According to this op-ed, the city of Los Angeles is implementing a sweeping, yet almost completely unpublicized, effort to give historic status to tens-of-thousands of homes and properties across the city, without ever telling anyone about it.
The cuts mean that China is on target to meet its coal power generation limit for year 2020. But even with the cancellations, China will have surplus coal power resulting in underutilization of renewable power due to preference for coal by utilities.
Seattle, which will be losing it's bikeshare program after just over two years, may wish to have San Francisco's problem: a second bikeshare company wants to enter the marketplace, though without permits.
The 4.6-mile subway operates like some AirTrains in the U.S. that automatically whisk travelers between airport terminals without drivers and with platform screen doors at stations for enhanced safety. Where is the new line located?
October 5 was an historic day, hailed President Obama, as nations responsible for emitting more than 55 percent of world carbon emissions have now signed the Paris climate agreement, the threshold needed for the accord to take effect in 30 days.
Chinese developers are pouring money into high-rise housing projects in Los Angeles.

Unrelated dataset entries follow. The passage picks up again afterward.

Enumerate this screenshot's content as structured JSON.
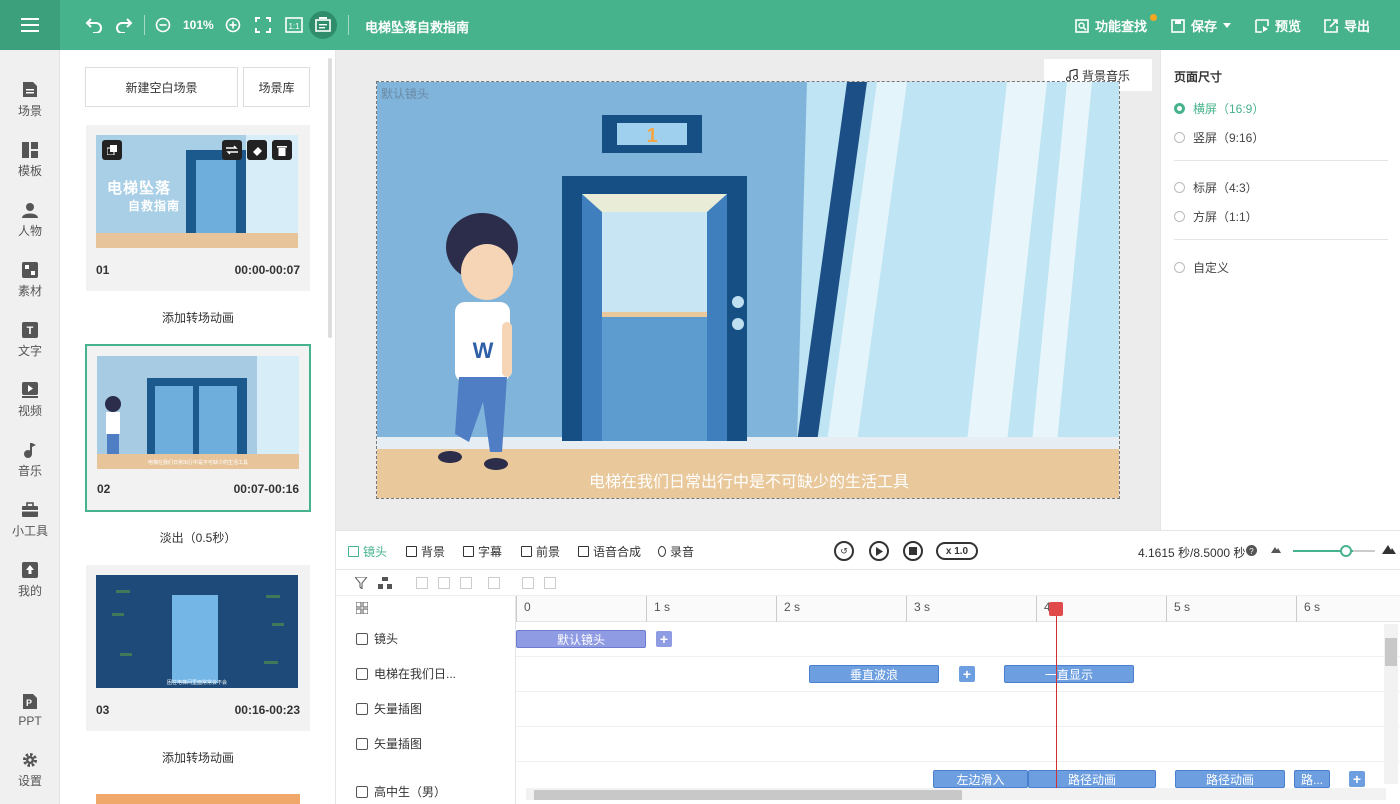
{
  "app": {
    "doc_title": "电梯坠落自救指南",
    "zoom": "101%",
    "colors": {
      "accent": "#47b38c",
      "clip_blue": "#6d9fe0",
      "clip_purple": "#8f9be2",
      "playhead": "#d03030"
    }
  },
  "toolbar_right": {
    "find": "功能查找",
    "save": "保存",
    "preview": "预览",
    "export": "导出"
  },
  "nav": [
    {
      "label": "场景",
      "icon": "scene-icon"
    },
    {
      "label": "模板",
      "icon": "template-icon"
    },
    {
      "label": "人物",
      "icon": "person-icon"
    },
    {
      "label": "素材",
      "icon": "material-icon"
    },
    {
      "label": "文字",
      "icon": "text-icon"
    },
    {
      "label": "视频",
      "icon": "video-icon"
    },
    {
      "label": "音乐",
      "icon": "music-icon"
    },
    {
      "label": "小工具",
      "icon": "toolbox-icon"
    },
    {
      "label": "我的",
      "icon": "upload-icon"
    },
    {
      "label": "PPT",
      "icon": "ppt-icon"
    },
    {
      "label": "设置",
      "icon": "gear-icon"
    }
  ],
  "scene_panel": {
    "new_blank": "新建空白场景",
    "library": "场景库",
    "scenes": [
      {
        "num": "01",
        "time": "00:00-00:07",
        "thumb_title_1": "电梯坠落",
        "thumb_title_2": "自救指南",
        "after": "添加转场动画"
      },
      {
        "num": "02",
        "time": "00:07-00:16",
        "thumb_caption": "电梯在我们日常出行中是不可缺少的生活工具",
        "after": "淡出（0.5秒）"
      },
      {
        "num": "03",
        "time": "00:16-00:23",
        "thumb_caption": "困在电梯间里面常常会不会",
        "after": "添加转场动画"
      }
    ]
  },
  "canvas": {
    "bgm": "背景音乐",
    "camera_label": "默认镜头",
    "elevator_floor": "1",
    "shirt_letter": "W",
    "subtitle": "电梯在我们日常出行中是不可缺少的生活工具"
  },
  "page_size": {
    "title": "页面尺寸",
    "options": [
      {
        "label": "横屏（16:9）",
        "selected": true
      },
      {
        "label": "竖屏（9:16）",
        "selected": false
      },
      {
        "label": "标屏（4:3）",
        "selected": false
      },
      {
        "label": "方屏（1:1）",
        "selected": false
      },
      {
        "label": "自定义",
        "selected": false
      }
    ]
  },
  "timeline": {
    "tabs": [
      "镜头",
      "背景",
      "字幕",
      "前景",
      "语音合成",
      "录音"
    ],
    "speed": "x 1.0",
    "timecode": "4.1615 秒/8.5000 秒",
    "ruler": [
      "0",
      "1 s",
      "2 s",
      "3 s",
      "4",
      "5 s",
      "6 s"
    ],
    "tracks": [
      {
        "label": "镜头",
        "icon": "camera-icon"
      },
      {
        "label": "电梯在我们日...",
        "icon": "text-icon"
      },
      {
        "label": "矢量插图",
        "icon": "vector-icon"
      },
      {
        "label": "矢量插图",
        "icon": "vector-icon"
      },
      {
        "label": "高中生（男）",
        "icon": "figure-icon"
      }
    ],
    "clips": {
      "camera": "默认镜头",
      "text_1": "垂直波浪",
      "text_2": "一直显示",
      "figure_1": "左边滑入",
      "figure_2": "路径动画",
      "figure_3": "路径动画",
      "figure_4": "路..."
    }
  }
}
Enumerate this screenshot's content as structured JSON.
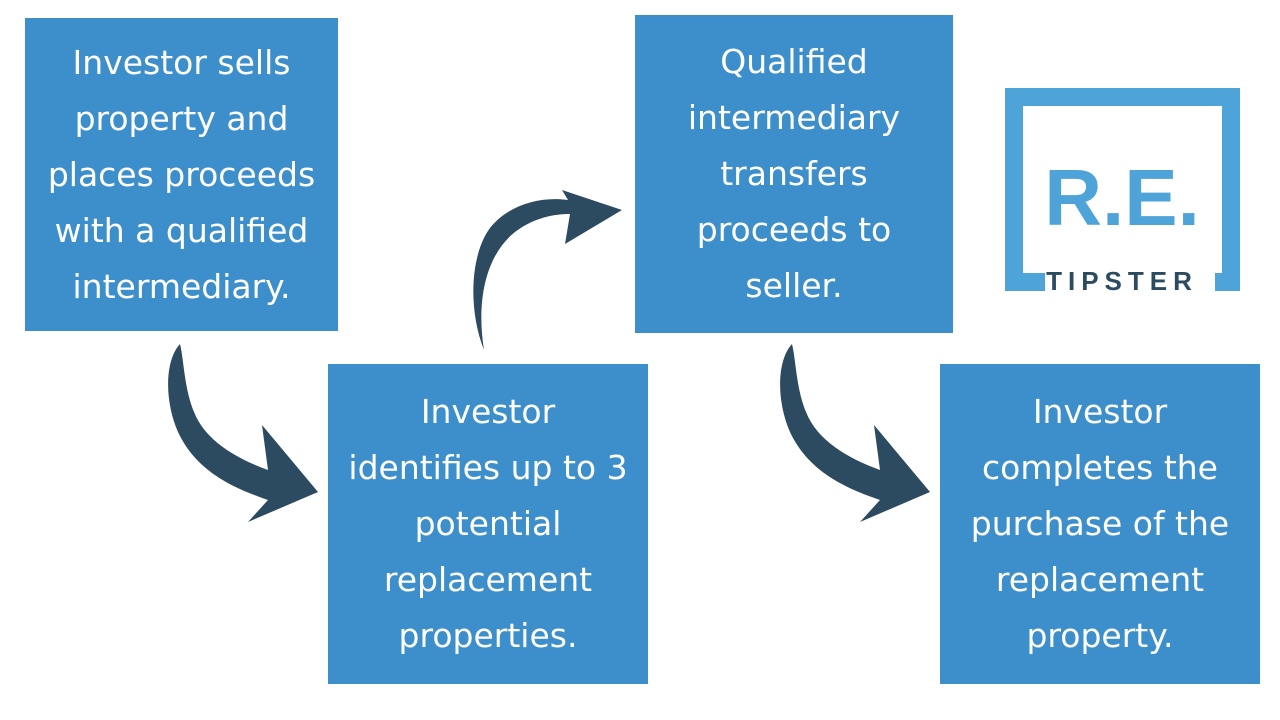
{
  "steps": [
    {
      "text": "Investor sells property and places proceeds with a qualified intermediary."
    },
    {
      "text": "Investor identifies up to 3 potential replacement properties."
    },
    {
      "text": "Qualified intermediary transfers proceeds to seller."
    },
    {
      "text": "Investor completes the purchase of the replacement property."
    }
  ],
  "logo": {
    "mark": "R.E.",
    "word": "TIPSTER"
  },
  "colors": {
    "box": "#3d8fcb",
    "arrow": "#2c4a60",
    "logo_blue": "#4ea3d8",
    "logo_dark": "#2c4a60"
  }
}
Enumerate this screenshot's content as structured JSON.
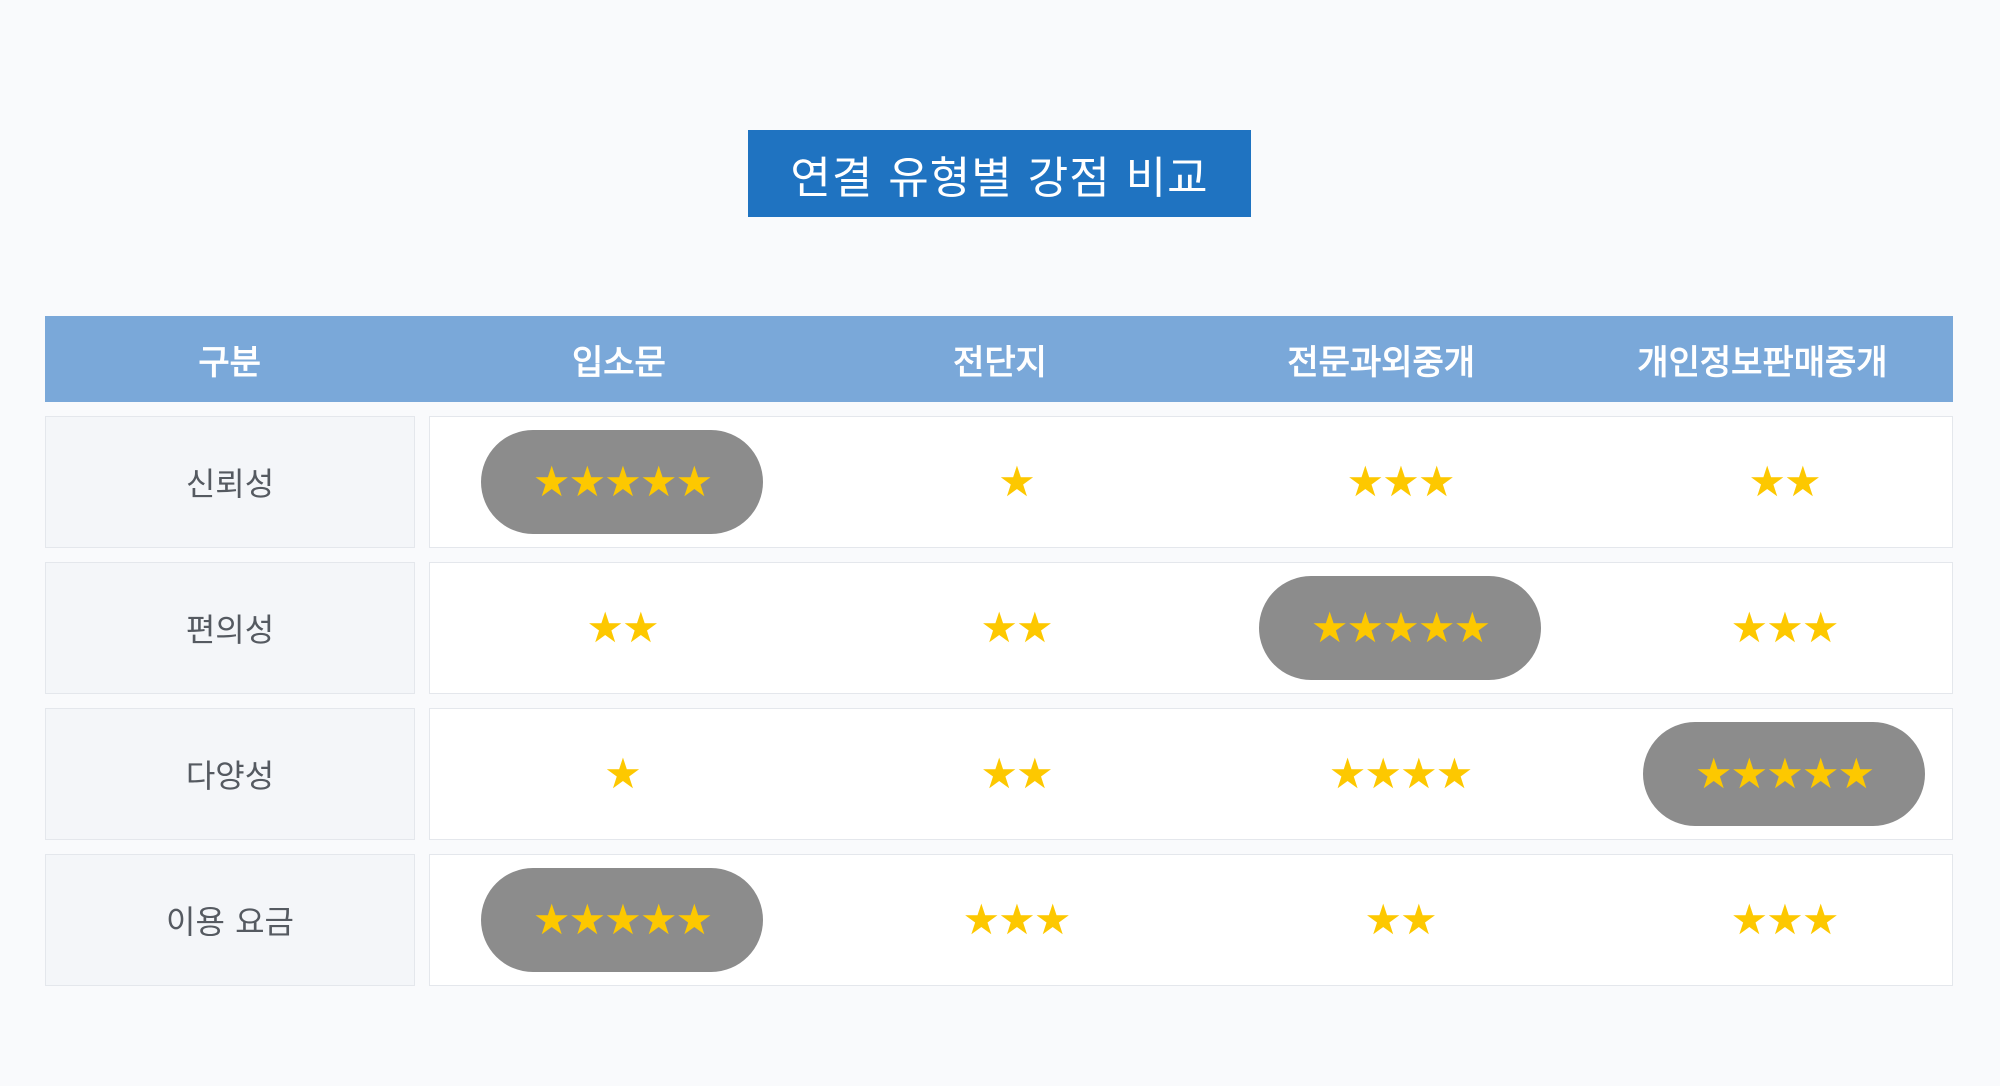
{
  "title": "연결 유형별 강점 비교",
  "colors": {
    "title_bg": "#1f73c1",
    "header_bg": "#7aa8d9",
    "star": "#fdc800",
    "highlight_pill": "#8c8c8c"
  },
  "header": {
    "category": "구분",
    "columns": [
      "입소문",
      "전단지",
      "전문과외중개",
      "개인정보판매중개"
    ]
  },
  "rows": [
    {
      "label": "신뢰성",
      "ratings": [
        {
          "stars": "★★★★★",
          "value": 5,
          "highlight": true
        },
        {
          "stars": "★",
          "value": 1,
          "highlight": false
        },
        {
          "stars": "★★★",
          "value": 3,
          "highlight": false
        },
        {
          "stars": "★★",
          "value": 2,
          "highlight": false
        }
      ]
    },
    {
      "label": "편의성",
      "ratings": [
        {
          "stars": "★★",
          "value": 2,
          "highlight": false
        },
        {
          "stars": "★★",
          "value": 2,
          "highlight": false
        },
        {
          "stars": "★★★★★",
          "value": 5,
          "highlight": true
        },
        {
          "stars": "★★★",
          "value": 3,
          "highlight": false
        }
      ]
    },
    {
      "label": "다양성",
      "ratings": [
        {
          "stars": "★",
          "value": 1,
          "highlight": false
        },
        {
          "stars": "★★",
          "value": 2,
          "highlight": false
        },
        {
          "stars": "★★★★",
          "value": 4,
          "highlight": false
        },
        {
          "stars": "★★★★★",
          "value": 5,
          "highlight": true
        }
      ]
    },
    {
      "label": "이용 요금",
      "ratings": [
        {
          "stars": "★★★★★",
          "value": 5,
          "highlight": true
        },
        {
          "stars": "★★★",
          "value": 3,
          "highlight": false
        },
        {
          "stars": "★★",
          "value": 2,
          "highlight": false
        },
        {
          "stars": "★★★",
          "value": 3,
          "highlight": false
        }
      ]
    }
  ]
}
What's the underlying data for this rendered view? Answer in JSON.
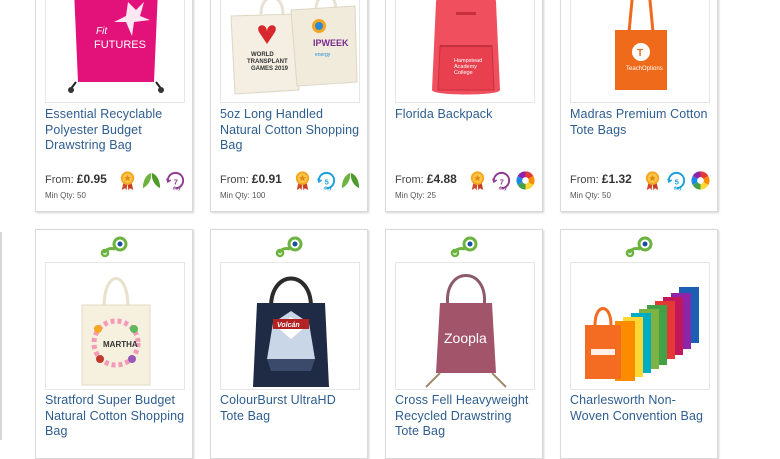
{
  "products": [
    {
      "title": "Essential Recyclable Polyester Budget Drawstring Bag",
      "price_prefix": "From:",
      "price": "£0.95",
      "min_qty": "Min Qty: 50",
      "image_text": "FUTURES"
    },
    {
      "title": "5oz Long Handled Natural Cotton Shopping Bag",
      "price_prefix": "From:",
      "price": "£0.91",
      "min_qty": "Min Qty: 100",
      "image_text": "WORLD TRANSPLANT GAMES 2019",
      "image_text2": "IPWEEK"
    },
    {
      "title": "Florida Backpack",
      "price_prefix": "From:",
      "price": "£4.88",
      "min_qty": "Min Qty: 25",
      "image_text": "Hampstead Academy College"
    },
    {
      "title": "Madras Premium Cotton Tote Bags",
      "price_prefix": "From:",
      "price": "£1.32",
      "min_qty": "Min Qty: 50",
      "image_text": "TeachOptions"
    },
    {
      "title": "Stratford Super Budget Natural Cotton Shopping Bag",
      "image_text": "MARTHA"
    },
    {
      "title": "ColourBurst UltraHD Tote Bag",
      "image_text": "Volcán"
    },
    {
      "title": "Cross Fell Heavyweight Recycled Drawstring Tote Bag",
      "image_text": "Zoopla"
    },
    {
      "title": "Charlesworth Non-Woven Convention Bag"
    }
  ],
  "badges": {
    "award": "award-medal-icon",
    "eco": "leaf-icon",
    "day7": "7day",
    "day5": "5day",
    "colour": "full-colour-icon"
  },
  "colors": {
    "title": "#2e5d90",
    "link_icon": "#6cb33f",
    "pink_bag": "#e2127a",
    "red_backpack": "#f0505e",
    "orange_tote": "#ef6a1a",
    "purple_7day": "#8e3b8f",
    "blue_5day": "#1aa0dc"
  }
}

But will these be pieds-a-terre for absent buyers? And how are developers dealing with the American regulatory environment?
After a period of modernization and urban growth unrivaled in human history, several forces promise a slump, or at least a slowing. Maybe it's time to improve existing cities, not keep building new ones.
The study by the Paris-based International Energy Agency finds a direct connection to the energy industry. Credit goes to IEA executive director Fatih Birol for expanding the organization's mission beyond its traditional purpose, energy security.
The latest from China: a concept for street-straddling buses that cars could pass underneath. The giant vehicles could improve worsening traffic and already-dire pollution levels, taking the place of many conventional buses.
When a watchdog group partnered with MIT to install trackers on a batch of e-waste, the results were sobering. Much of the haul left the country, ending up in Asian junkyards where unknowing workers are exposed to toxic substances.